Cornhusker Economics November 11, 2020
Tax Planning 2020
With harvest wrapping up or complete, it is time to finish the last bits of 2020 operation tasks. Many of these tasks are part of tax planning. Here is a brief summary of some of the topics to discuss with your tax preparer before year-end.
As with every year, 1099s are a requirement by law. Farmers and ranchers are required to issue 1099s for any cumulative payments of $600 or more made in the course of business to a specific entity. Corporations do not receive 1099s though. This includes LLCs that are taxed as a corporation. Sole Proprietors, Partnerships, and LLC Partnerships all need 1099s when they hit the monetary threshold. Taking time to gather the necessary identification numbers, EIN or SSN, and calculating amounts should move towards the top of the to-do list. Three of the most missed are for cash rent paid, attorneys, and non-employee compensation. If you wish to read, more on 1099s there is a CropWatch article at https://cropwatch.unl.edu/2017/who-needs-1099. You can also read more on the IRS website at https://www.irs.gov/forms-pubs/about-form-1099-misc.
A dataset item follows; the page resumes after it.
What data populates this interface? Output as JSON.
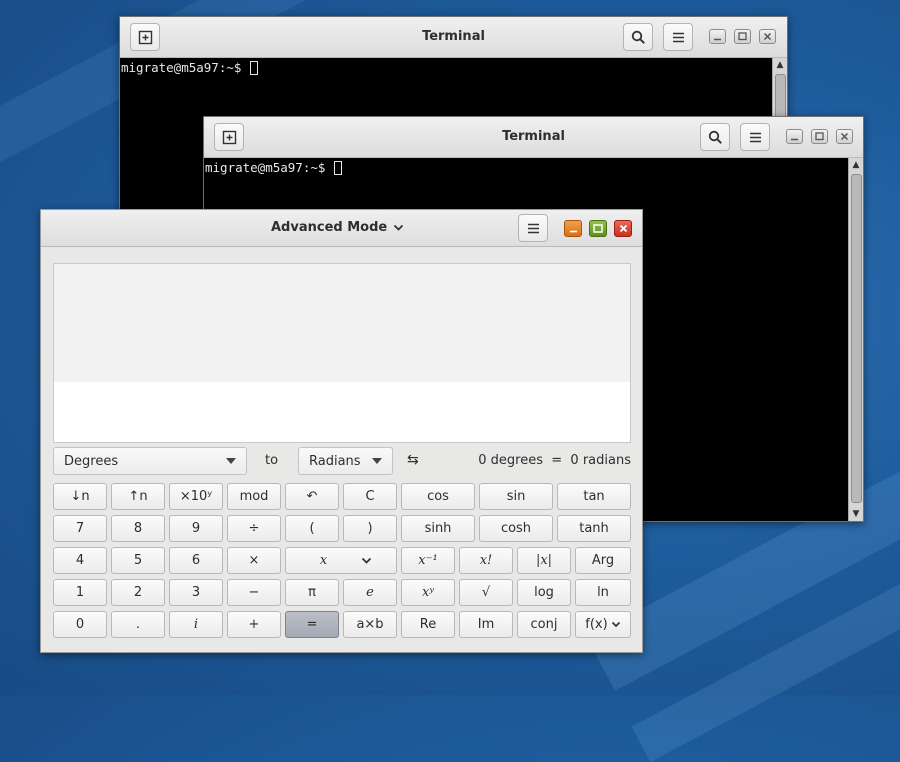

With projected farm income being high for the year 2020 due to a late surge in crop prices and direct government payments, many will be looking at prepaid expenses to help with their tax planning. IRS publication 225 goes into detail on prepaid expenses. The expenditure must be for an actual purchase. It cannot be a deposit to buy items in the future. To be a true prepaid expense it should outline a quantity and amount purchased, and should not be refundable or available for substitution. To read more on prepaid expenses and the other rules to follow, visit the CropWatch article at https://cropwatch.unl.edu/2018/prepaid-expenses.
For cash-basis taxpayers, one common tool in tax planning is the rule of constructive receipts. This is a timing recognition tool. A full outline of constructive receipts can be found in §1.451-2. To sum it up constructive receipts look at when you had access to a payment. For example, if you receive a check in the mail on January 3, 2021 for $2,000 for harvest work and the check is dated December 29, 2020, is it 2020 income or 2021 income? With constructive receipts, we would claim the income in 2021 as that is when we had the ability to cash and use the check. For a more in-depth article on constructive receipts, visit the CropWatch article https://cropwatch.unl.edu/2018/accounting-agriculture-using-constructive-receipts.
I saved the most complicated for last. With multiple direct payments, loans, and grants issued during 2020 there is going to need to be some time dedicated to sorting this out. To give a brief example you have Coronavirus Food Assistance Program 1, Coronavirus Food Assistance Program 2, Paycheck Protection Program, Economic Injury Disaster Loans, Employee Retention Credit, and Livestock Producer Stabilization Grants for an abbreviated list of potential talking points. Some of these are state, and some are federal. Some of these are grants or have forgiven portions, some are loans that must be paid back, and some are direct payments. The IRS has made some comments on most of these, but a few of them are still being debated as to if they are treated as taxable income. This is all in addition to the more recognizable payments of ARC/PLC and crop insurance. The best advice I can give is to create a summary sheet of all the different types of payments received in 2020 with supporting documents in an easily accessible folder. Once you have your list made and have estimated production income and expenses for 2020, schedule a meeting with your tax preparer. Giving time to digest all of the gears and cogs that are turning this year will give you a better understanding of what tax planning tools need to be utilized.
Other Common Topics
In addition to all of the above points of conversation, there are still parts of the Tax Cuts and Jobs Act (TCJA) of 2017 that are commonly forgotten about. Like-Kind Exchange tends to be the one that catches people the most. Many farms do not trade equipment yearly, so it may be the first time equipment has changed hands since the TCJA passed. I have received many phone calls in panic when producers discover that Like-Kind Exchange no longer applies for trades on equipment. To read more on the subject go to https://cropwatch.unl.edu/2018/trading-equipment-without-kind-exchange. The TCJA changed Section 179 and Bonus Depreciation to help with planning with Like-Kind Exchange no longer available for those assets.
I can honestly say that when the TCJA came out I thought it was going to be one of the most complicated tax planning seasons in memory (I missed out on the implementation of the 1981 Economic Recovery Tax Act). The year 2020 though is bucking for a top spot. If you wish to get the most bang-for-your-buck out of taxes, try to get your information together early and schedule a meeting with your tax preparer.
Southeast Research & Extension Center
University of Nebraska-Lincoln